Watercolours: I mostly use various Schmincke watercolour pans. I also like to use masking fluid to create negative space or highlights. I prefer about 300 gsm heavyweight, textured watercolour paper.

Ink paintings: For the backgrounds I use either Copic Various Inks (alcohol ink refills) with smooth drawing papers, or Zeichentusche ink bottles from Rohrer & Klingner with textured watercolour papers. R&K inks are also great for detailed painting with a paintbrush, similar to watercolours. I also often use mixed media with my ink paintings, drawing some details with colour pencils (Caran d’Ache Luminance 6901) or using other drawing tools like ink liners or Sakura Gelly Roll pens.

Papers and sketchbooks: I use a lot of different paper types, depending on the medium and size of the piece. For drawings I’ve recently use natural white Hahnemühle Nostalgie 190gsm paper and Royal Talens Art Creation sketchbook (the small, square book with rounded corners), and sometimes a bit more textured sketching papers with coloured pencils. For watercolour and ink paintings I prefer natural white 100% cotton 300gsm rough textured watercolour paper, from brands like Sennelier or Fabriano, and sometimes I also use Hahnemühle Bamboo 265gsm paper, which is a more fragile paper type (don’t use with masking fluid). For my experimental paintings with Copic alcohol inks I use smooth drawing papers, around 200gsm, but beware that the alcohol ink will bleed through, stain everything and the process is super messy and impractical (which is why I don’t usually recommend this techique for anyone). :)

Digital and mixed media: I often use Adobe Photoshop to edit my illustrations and sometimes I draw with a Wacom tablet. Most often when I use digital media, I combine it with scanned traditional elements such as my ink drawings or watercolour or ink paintings/textures that I’ve made.

Which camera and lens do you use?

I use Canon EOS 6D camera and Sigma Art lens, 50mm f/1.4 A DG HSM. I especially love taking phots with wide aperture during the long hours of the northern dusk, just before and after sunset. I photograph with raw image mode and usually edit my photos in Photoshop / Camera Raw.

Did you study art or are you self-taught?

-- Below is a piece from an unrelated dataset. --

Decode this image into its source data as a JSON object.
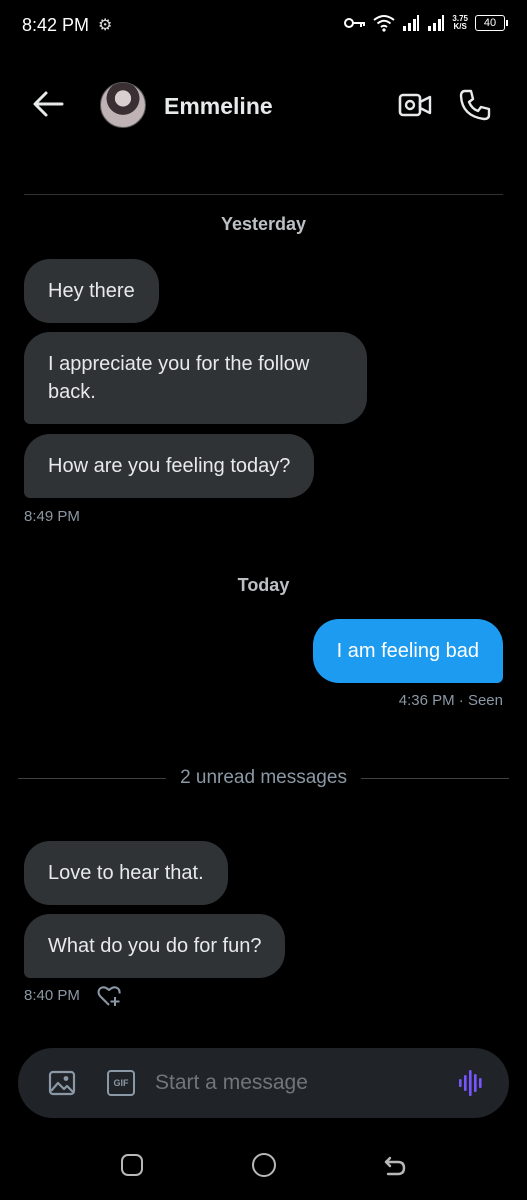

A bit of both, I guess! At age 15 I went to Helsingin Kuvataidelukio, which is upper secondary school oriented in visual arts – so I studied lots of drawing, painting and art history at a young age. But I didn’t pursue a career in art right away. Instead, I studied theoretical philosophy, aesthetics and cognitive science in the University of Helsinki, and had some gap years after graduating, working in a job that didn’t have anything to do with art or my previous studies. I didn’t get seriously interested in illustration until my late twenties, after a long creative pause. I started to train myself in illustration simply by drawing a lot, especially scenes based on my favorite books, and just generally practicing different art techniques and styles and making up my own art projects. Around 2012 I made myself a portfolio and started working as a professional freelance illustrator. My first projects were children’s book illustrations. Soon after that I went to study graphic design in Helsinki Metropolia UAS, because I wanted to be able to design my own books and products, and get better at photography. I graduated in 2017.